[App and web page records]
━━━━━━━━━━━━━━━━━━━━

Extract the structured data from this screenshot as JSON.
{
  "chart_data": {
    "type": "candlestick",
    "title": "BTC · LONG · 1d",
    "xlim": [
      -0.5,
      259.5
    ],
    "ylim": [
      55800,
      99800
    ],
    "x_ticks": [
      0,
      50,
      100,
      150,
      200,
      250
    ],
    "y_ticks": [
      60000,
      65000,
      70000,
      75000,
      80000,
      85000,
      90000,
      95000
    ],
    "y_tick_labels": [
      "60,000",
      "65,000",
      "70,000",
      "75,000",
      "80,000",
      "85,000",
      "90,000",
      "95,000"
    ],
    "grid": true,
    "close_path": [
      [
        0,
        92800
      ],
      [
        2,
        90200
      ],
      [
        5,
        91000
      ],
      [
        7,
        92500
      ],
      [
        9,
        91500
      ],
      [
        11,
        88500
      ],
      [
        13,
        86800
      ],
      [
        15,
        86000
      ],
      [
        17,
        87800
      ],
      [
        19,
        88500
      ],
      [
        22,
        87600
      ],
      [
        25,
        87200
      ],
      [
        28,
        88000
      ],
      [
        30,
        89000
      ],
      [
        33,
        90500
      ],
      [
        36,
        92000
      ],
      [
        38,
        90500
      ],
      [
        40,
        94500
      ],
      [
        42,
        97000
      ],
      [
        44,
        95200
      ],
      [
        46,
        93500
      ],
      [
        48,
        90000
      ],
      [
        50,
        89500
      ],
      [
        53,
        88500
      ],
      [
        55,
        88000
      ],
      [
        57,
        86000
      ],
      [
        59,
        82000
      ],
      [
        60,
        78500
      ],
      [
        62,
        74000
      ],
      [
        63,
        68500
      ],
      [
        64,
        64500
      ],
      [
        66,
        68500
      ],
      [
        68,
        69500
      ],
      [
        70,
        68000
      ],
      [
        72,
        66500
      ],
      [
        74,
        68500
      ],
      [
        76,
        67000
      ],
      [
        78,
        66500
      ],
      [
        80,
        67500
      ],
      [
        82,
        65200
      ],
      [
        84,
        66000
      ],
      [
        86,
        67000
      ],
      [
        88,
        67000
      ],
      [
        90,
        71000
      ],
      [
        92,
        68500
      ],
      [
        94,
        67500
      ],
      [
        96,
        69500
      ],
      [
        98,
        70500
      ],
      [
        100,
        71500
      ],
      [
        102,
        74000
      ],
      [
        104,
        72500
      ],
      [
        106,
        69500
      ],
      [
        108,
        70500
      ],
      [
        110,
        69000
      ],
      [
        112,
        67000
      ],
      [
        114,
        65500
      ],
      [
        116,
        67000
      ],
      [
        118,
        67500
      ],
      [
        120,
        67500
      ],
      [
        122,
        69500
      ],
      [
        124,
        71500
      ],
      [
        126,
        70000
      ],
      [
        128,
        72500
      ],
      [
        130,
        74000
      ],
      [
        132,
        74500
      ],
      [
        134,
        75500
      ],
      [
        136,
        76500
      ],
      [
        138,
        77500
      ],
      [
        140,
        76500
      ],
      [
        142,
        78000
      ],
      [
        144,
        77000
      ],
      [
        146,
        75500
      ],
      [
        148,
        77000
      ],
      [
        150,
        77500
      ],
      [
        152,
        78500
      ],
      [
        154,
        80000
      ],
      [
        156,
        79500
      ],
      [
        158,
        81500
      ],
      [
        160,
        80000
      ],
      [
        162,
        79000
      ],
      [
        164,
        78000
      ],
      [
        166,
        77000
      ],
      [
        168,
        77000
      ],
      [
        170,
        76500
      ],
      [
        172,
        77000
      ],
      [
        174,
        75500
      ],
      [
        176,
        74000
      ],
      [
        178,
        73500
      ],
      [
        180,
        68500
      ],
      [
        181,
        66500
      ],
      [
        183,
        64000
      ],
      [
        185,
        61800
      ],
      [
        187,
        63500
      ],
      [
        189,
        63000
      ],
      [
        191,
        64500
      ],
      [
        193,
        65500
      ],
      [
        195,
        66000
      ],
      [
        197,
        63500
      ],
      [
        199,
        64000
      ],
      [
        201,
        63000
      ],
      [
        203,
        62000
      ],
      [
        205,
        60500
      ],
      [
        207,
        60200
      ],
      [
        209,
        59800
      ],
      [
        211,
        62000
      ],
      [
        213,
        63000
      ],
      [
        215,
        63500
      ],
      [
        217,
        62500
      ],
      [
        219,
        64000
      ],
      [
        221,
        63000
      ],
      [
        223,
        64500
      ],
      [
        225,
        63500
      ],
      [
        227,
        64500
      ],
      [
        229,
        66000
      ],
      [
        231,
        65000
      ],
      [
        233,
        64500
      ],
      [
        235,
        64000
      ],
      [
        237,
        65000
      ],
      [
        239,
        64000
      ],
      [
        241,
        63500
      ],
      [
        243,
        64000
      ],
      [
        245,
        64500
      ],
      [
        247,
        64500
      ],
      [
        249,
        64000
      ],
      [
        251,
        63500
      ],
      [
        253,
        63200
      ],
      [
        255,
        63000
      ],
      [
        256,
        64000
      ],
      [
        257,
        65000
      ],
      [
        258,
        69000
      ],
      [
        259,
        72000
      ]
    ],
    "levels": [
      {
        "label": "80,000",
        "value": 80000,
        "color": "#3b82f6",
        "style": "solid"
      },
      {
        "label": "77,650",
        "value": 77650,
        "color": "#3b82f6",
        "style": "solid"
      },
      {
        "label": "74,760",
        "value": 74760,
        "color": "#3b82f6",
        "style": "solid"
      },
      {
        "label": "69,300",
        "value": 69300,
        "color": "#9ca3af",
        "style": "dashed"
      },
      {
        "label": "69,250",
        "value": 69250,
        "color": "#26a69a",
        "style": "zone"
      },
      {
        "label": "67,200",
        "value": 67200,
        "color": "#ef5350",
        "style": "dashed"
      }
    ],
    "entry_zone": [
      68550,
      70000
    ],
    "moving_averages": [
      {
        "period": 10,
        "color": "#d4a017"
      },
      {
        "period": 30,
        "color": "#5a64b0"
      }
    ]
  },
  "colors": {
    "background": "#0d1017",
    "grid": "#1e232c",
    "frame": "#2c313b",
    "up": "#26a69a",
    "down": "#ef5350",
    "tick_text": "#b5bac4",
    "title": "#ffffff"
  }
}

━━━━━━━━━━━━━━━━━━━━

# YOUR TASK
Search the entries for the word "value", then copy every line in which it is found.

# WRITTEN ANSWER
        "value": 80000,
        "value": 77650,
        "value": 74760,
        "value": 69300,
        "value": 69250,
        "value": 67200,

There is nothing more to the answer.